Output Shape is the shape of the output of the corresponding layer (minus the batch dimension, which is always the same and has no impact on the model params).
Param # is the number of weights (and optionally bias), and it will vary for each layer.
The number of params is calculated differently for each layer type. Here is how it's calculated for some of the most common layer types:
(n_in+bias) * n_out
2 * n_out
n_embed * emb_sz
Trainable indicates whether a layer is trainable or not.
- Layers with
0parameters are always Untrainable (e.g.,
- Other layers are either Trainable or not, usually depending on whether they are frozen or not. See Discriminative layer training.
- Layers with
To better understand this summary it helps to also execute

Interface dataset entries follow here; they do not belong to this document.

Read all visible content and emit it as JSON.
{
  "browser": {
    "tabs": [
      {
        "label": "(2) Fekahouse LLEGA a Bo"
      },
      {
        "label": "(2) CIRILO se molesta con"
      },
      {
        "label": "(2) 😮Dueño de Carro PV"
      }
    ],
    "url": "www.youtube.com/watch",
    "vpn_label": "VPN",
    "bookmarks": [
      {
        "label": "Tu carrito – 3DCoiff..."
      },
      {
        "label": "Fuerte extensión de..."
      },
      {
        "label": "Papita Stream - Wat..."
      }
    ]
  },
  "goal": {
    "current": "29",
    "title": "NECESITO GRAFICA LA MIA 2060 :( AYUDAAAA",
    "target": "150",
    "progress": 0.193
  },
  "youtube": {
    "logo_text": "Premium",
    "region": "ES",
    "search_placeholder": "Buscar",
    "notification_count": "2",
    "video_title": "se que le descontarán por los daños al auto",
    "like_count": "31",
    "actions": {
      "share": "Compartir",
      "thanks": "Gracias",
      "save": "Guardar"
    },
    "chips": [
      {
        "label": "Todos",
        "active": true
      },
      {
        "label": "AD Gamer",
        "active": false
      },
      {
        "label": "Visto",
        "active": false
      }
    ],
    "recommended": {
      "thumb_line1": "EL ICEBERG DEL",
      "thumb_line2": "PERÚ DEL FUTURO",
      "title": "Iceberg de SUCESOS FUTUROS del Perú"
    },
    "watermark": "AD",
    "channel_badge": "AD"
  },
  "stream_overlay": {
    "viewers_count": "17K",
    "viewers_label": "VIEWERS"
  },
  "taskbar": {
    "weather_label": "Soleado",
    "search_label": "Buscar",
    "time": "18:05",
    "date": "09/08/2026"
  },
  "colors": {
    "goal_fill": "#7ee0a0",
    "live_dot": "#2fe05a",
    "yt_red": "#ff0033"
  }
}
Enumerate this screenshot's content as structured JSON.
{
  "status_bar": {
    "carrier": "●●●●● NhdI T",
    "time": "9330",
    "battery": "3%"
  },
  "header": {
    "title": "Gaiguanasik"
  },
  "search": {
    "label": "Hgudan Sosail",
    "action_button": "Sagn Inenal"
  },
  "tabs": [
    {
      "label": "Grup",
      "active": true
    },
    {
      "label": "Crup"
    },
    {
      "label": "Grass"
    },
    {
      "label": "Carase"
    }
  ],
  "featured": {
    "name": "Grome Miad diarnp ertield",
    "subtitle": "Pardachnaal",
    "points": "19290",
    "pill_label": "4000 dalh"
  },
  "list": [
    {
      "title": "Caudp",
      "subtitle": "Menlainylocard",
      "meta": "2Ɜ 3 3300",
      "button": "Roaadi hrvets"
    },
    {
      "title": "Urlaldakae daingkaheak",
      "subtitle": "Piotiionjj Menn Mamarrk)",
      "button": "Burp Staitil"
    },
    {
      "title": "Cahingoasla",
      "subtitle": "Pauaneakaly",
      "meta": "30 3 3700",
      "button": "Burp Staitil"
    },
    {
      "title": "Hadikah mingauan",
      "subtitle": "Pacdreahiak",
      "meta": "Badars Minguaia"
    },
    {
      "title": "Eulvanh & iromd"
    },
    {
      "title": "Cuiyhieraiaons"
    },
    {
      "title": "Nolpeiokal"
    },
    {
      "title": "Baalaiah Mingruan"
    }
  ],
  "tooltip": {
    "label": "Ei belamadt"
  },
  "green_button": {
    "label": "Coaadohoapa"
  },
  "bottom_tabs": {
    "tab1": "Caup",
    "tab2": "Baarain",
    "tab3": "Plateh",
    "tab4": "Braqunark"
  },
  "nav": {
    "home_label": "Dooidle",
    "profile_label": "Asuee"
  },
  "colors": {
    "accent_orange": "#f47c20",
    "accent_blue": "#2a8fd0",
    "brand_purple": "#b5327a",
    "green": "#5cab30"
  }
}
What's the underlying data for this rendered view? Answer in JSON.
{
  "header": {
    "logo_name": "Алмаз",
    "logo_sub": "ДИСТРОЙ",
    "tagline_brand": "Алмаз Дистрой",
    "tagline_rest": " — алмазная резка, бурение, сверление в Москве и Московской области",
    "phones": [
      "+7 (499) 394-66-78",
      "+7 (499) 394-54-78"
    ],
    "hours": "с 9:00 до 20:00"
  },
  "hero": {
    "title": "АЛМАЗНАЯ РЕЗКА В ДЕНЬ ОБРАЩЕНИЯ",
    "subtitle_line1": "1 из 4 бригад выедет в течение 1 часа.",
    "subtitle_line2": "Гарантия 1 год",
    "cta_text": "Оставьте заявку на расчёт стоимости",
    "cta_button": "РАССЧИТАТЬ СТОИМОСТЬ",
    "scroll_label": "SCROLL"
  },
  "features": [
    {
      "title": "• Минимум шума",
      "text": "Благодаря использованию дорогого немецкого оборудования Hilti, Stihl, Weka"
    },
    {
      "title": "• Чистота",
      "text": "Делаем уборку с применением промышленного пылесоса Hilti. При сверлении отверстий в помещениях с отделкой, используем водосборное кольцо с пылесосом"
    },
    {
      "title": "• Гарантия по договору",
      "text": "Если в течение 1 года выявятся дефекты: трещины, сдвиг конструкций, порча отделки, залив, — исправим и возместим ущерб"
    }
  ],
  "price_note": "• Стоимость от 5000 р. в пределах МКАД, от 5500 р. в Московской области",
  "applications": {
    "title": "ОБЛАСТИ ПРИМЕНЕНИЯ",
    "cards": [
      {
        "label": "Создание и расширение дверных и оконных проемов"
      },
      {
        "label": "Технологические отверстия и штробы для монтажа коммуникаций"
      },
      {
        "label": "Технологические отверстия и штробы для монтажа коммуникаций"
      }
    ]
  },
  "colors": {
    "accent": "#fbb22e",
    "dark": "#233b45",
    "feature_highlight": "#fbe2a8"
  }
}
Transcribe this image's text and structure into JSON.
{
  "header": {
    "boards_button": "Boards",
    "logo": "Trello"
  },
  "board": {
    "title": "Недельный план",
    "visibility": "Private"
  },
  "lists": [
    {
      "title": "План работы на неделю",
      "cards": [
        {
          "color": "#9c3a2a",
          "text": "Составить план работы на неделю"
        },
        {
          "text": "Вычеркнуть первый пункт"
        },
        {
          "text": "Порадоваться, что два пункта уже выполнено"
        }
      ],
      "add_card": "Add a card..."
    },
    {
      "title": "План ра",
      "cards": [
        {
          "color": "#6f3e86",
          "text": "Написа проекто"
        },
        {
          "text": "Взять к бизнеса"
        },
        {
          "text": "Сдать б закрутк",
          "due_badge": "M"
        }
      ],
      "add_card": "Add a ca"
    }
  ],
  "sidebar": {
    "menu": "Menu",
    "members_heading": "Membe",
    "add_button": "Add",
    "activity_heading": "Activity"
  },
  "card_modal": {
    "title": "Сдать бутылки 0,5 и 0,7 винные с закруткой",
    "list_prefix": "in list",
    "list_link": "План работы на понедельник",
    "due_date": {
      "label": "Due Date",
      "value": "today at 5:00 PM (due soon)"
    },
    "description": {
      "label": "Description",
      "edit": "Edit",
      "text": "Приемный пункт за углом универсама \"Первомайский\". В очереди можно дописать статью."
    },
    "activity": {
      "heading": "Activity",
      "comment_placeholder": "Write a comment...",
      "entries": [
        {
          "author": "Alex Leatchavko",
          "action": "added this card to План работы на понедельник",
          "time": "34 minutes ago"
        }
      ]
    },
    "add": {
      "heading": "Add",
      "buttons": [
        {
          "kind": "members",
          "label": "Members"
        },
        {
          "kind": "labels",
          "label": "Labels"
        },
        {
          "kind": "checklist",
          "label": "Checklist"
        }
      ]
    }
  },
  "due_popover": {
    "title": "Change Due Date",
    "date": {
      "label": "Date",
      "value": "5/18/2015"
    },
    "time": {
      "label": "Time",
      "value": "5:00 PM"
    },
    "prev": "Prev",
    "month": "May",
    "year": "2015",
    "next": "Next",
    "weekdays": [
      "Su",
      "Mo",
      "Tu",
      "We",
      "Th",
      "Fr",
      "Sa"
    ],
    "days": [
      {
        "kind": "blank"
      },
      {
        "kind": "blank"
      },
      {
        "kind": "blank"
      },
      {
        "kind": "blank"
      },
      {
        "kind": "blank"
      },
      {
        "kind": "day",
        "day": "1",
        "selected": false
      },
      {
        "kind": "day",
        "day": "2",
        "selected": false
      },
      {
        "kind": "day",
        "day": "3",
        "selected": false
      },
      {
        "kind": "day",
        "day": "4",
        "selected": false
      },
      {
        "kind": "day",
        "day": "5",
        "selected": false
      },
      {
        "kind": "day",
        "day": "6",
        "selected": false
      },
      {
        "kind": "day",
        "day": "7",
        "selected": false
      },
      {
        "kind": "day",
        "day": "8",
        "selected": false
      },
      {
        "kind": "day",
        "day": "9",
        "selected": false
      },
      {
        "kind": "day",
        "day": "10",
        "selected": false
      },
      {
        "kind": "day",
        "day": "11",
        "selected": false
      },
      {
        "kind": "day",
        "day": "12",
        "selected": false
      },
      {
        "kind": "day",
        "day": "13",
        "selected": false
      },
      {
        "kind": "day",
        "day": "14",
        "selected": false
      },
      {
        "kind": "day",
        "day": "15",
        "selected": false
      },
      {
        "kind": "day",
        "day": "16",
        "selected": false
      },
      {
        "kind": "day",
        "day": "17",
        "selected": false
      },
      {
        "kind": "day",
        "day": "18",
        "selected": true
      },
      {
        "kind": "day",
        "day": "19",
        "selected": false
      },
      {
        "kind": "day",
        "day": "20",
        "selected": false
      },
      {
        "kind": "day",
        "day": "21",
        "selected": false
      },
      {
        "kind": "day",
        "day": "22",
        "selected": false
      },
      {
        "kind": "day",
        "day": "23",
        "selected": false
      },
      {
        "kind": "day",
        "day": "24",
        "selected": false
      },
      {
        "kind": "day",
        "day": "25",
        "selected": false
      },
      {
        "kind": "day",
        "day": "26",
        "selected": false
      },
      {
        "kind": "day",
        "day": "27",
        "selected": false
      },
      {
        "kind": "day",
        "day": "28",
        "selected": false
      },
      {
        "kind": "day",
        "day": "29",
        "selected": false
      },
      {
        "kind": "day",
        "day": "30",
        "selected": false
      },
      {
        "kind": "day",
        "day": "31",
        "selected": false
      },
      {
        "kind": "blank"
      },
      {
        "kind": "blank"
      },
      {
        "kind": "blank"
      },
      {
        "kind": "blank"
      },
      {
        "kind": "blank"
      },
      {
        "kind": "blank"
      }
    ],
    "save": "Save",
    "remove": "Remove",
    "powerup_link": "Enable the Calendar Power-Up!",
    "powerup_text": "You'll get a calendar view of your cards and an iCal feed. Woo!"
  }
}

learn.model and correlate the two outputs.
Let's feed to a
Learner a dataset of 3-channel images size 352x352 and look at the model and its summary:
data.train_ds.data.shape learn = cnn_learner(data, models.resnet34, ...) print(learn.model) print(learn.summary())
Here are the outputs with everything but the relevant to the example lines removed:
torch.Size([3, 352, 352]) [...] (0): Conv2d(3, 64, kernel_size=(7, 7), stride=(2, 2), padding=(3, 3), bias=False) (1): BatchNorm2d(64, eps=1e-05, momentum=0.1, affine=True, track_running_stats=True) [...] (3): MaxPool2d(kernel_size=3, stride=2, padding=1, dilation=1, ceil_mode=False) [...] (conv1): Conv2d(64, 64, kernel_size=(3, 3), stride=(1, 1), padding=(1, 1), bias=False) (8): Linear(in_features=512, out_features=37, bias=True) ====================================================================== Layer (type) Output Shape Param # Trainable ====================================================================== Conv2d [64, 176, 176] 9,408 False ______________________________________________________________________ BatchNorm2d [64, 176, 176] 128 True ______________________________________________________________________ [...] MaxPool2d [64, 88, 88] 0 False ______________________________________________________________________ Conv2d [64, 88, 88] 36,864 False [...] ______________________________________________________________________ Linear  18,981 True
So let's calculate some params:
Conv2d layers, multiply the first 4 numbers from the corresponding layer definition:
Conv2d(3, 64, kernel_size=(7, 7), ...) 3*64*7*7 = 9,408 Conv2d(64, 64, kernel_size=(3, 3), ...) 64*64*3*3 = 36,864
BatchNorm2d layer, multiply the first number by 2:
BatchNorm2d(64, ...) 64*2 = 128
Linear we multiply the first 2 and include the bias if it's
Linear(in_features=512, out_features=37, bias=True) (512+1)*37 = 18,981
Now let's calculate some output shapes:
We started with 3x352x352 image and run it through this layer:
Conv2d(3, 64, kernel_size=(7, 7), stride=(2, 2), padding=(3, 3), bias=False)
How did we get:
[64, 176, 176]
The number of output channels is
64, that's the first dimension in the number above. And then our image of
352x352 got convolved into
176x176 because of stride
Then we had:
MaxPool2d(kernel_size=3, stride=2, padding=1, dilation=1, ceil_mode=False)
[64, 176, 176] to
[64, 88, 88] again because of stride 2.
And so on, finishing with:
Linear(in_features=512, out_features=37, bias=True)
which reduced everything to just
It can be useful to get the size of each layer of a model (e.g. for printing a summary, or for generating cross-connections for a
DynamicUnet), however they depend on the size of the input. This function calculates the layer sizes by passing in a minimal tensor of
Callback that can be used to register hooks on
modules. Implement the corresponding function in
modules, uses a callback to automatically register a method
self.hook (that you must define in an inherited class) as a hook. This method must have the signature:
def hook(self, m:Model, input:Tensors, output:Tensors)
do_remove then the hook is automatically deregistered at the end of training. See
ActivationStats for a simple example of inheriting from this class.